image by J - the lorry has left, walking away a little disappointed
But congratulations nonetheless to our neighbours, the voters of Potong Pasir - Congratulations for sticking with Mr Chiam and proving that the offer of upgrading from the PAP candidate is not what will swing your vote!
Many times during these past 9 days, I tried to ask myself how I would vote if I lived on the other side of the Toa Payoh Lor 8 road, this 4 lane asphalt border we cross several times daily. After all, it is easy for J and I to root for Mr Chiam when PAP's upgrading efforts gave us a lift right outside the door of our flat this year - which was good news for the 80 year-old lady living across us. We have the best of both worlds: a living environment that is cleaner and feels safer (though no doubt we lose other things along the way); yet also easy access to our neighbour/the opposition ward's laidback, down-to-earth, kampung charm and its political underdog pride.
Would I decide, if I lived in Potong Pasir's slightly run-down estate (where the pavement slabs are cracked, the grey walls need a fresh coat of paint, the lifts don't stop at every floor and the grass always overgrown), to cast my vote for "upgrading" - let my political existence get caught in that endless material chase?
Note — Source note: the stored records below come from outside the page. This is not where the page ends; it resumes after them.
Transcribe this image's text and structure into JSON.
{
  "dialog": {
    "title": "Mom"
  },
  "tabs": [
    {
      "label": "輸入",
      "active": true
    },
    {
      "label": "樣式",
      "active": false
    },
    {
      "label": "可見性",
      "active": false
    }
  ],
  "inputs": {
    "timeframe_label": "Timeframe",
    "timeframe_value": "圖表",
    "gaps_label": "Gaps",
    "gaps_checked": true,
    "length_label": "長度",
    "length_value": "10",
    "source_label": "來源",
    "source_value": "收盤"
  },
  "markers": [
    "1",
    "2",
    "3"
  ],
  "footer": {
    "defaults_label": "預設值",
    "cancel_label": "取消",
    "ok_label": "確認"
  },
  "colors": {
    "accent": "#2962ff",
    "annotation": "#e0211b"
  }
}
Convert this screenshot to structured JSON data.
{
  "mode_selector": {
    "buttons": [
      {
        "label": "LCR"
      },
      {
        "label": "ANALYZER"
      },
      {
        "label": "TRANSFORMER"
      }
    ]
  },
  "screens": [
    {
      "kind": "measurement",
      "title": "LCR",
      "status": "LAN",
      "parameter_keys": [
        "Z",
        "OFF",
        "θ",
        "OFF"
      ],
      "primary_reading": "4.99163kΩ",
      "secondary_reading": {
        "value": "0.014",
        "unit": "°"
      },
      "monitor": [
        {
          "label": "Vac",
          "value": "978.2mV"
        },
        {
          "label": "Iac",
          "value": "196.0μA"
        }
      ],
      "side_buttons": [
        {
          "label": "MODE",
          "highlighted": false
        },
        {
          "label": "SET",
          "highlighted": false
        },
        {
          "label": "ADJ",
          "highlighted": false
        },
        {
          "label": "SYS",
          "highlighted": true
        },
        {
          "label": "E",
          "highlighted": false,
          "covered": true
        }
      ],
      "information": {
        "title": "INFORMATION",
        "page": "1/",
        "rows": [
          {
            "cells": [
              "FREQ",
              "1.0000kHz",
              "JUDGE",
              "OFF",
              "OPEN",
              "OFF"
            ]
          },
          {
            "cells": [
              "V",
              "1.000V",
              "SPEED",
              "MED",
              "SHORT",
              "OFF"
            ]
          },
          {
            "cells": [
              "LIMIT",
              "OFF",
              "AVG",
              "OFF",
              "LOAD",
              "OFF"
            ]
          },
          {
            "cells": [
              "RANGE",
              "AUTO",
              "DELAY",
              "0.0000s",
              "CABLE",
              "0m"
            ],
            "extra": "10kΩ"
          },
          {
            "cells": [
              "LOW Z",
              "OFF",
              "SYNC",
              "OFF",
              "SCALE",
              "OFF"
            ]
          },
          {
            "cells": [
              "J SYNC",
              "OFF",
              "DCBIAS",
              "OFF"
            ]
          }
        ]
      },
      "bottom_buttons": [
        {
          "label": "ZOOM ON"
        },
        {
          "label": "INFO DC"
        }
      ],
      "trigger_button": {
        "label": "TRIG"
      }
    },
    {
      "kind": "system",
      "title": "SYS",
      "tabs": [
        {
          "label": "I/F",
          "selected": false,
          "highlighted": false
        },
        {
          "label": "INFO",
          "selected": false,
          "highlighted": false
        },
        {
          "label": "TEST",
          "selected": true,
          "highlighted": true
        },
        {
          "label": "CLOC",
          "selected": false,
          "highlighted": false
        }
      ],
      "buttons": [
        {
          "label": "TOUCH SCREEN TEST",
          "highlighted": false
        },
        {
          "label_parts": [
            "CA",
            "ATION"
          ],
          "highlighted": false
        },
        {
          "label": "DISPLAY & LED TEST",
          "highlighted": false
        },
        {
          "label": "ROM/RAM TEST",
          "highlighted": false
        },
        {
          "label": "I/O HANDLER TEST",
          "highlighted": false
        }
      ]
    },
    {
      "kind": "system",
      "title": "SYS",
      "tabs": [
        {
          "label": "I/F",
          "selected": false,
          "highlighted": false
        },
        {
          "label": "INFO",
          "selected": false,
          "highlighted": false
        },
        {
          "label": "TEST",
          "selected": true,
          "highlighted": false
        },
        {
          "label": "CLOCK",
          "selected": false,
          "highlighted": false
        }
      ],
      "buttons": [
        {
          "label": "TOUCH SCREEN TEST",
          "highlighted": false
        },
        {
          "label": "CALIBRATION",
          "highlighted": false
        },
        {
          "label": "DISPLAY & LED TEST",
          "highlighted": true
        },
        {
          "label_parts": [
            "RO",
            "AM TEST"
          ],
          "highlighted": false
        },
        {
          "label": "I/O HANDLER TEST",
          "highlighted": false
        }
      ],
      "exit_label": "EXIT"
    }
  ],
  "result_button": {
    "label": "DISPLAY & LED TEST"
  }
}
Would I instead think my vote is valued more and deserved to mean more? Would I help provide, with my vote, other Singaporeans the opportunity to have a non-PAP voice in Parliament to test, question and exercise the government's policy muscles whenever there is a hint of possible injustice and myopia? Would I ignore Mr Chiam's hard work, integrity and dedication all these 22 years? Or let's say I lived in Aljunied GRC (just a 5 minute drive away), would I extend my vote to the Workers Party team led by the intelligent, human and articulate Sylvia Lim - thereby taking my vote away from a PAP team led by George Yeo, probably 1 of only 2 PAP Ministers who would pay more than lip service to the arts?
I think I have started to get some clarity as to what my answer to these questions may be. And I hope, by the next general elections:
1. I will get to give my anwer, however secretly.
2. The term "opposition" is dropped. Call each party and candidate by their name. Break out of having to define all questions asked or alternatives offered as mere reflexes or reactions to some unnamed hegemony. After all, both Mr Chiam and Mr Low, our two longest-serving and returning non-PAP MPs, have always said and proved that they would never oppose for the sake of opposition. After all, this is not a boys' playground fight.
If not, this border crossing to Johor may just become my 5-yearly ritual!
P/S: If like us, you've never crossed the causeway by public transport to visit Johor, here's a quick guide:
1. Take the north-South train to the Kranji train Station
2. From the bus stop directly across the station, take the 170 Bus to the causeway
3. Alight the 170 bus to clear Singapore customs
4. Re-board the 170 bus which will now bring you across the Causeway to the Malaysian customs
5. Alight the bus to clear Malaysian customs
6. Walk away from the Malaysian customs and see, on your right, the foundations for a bridge to Singapore that may never be.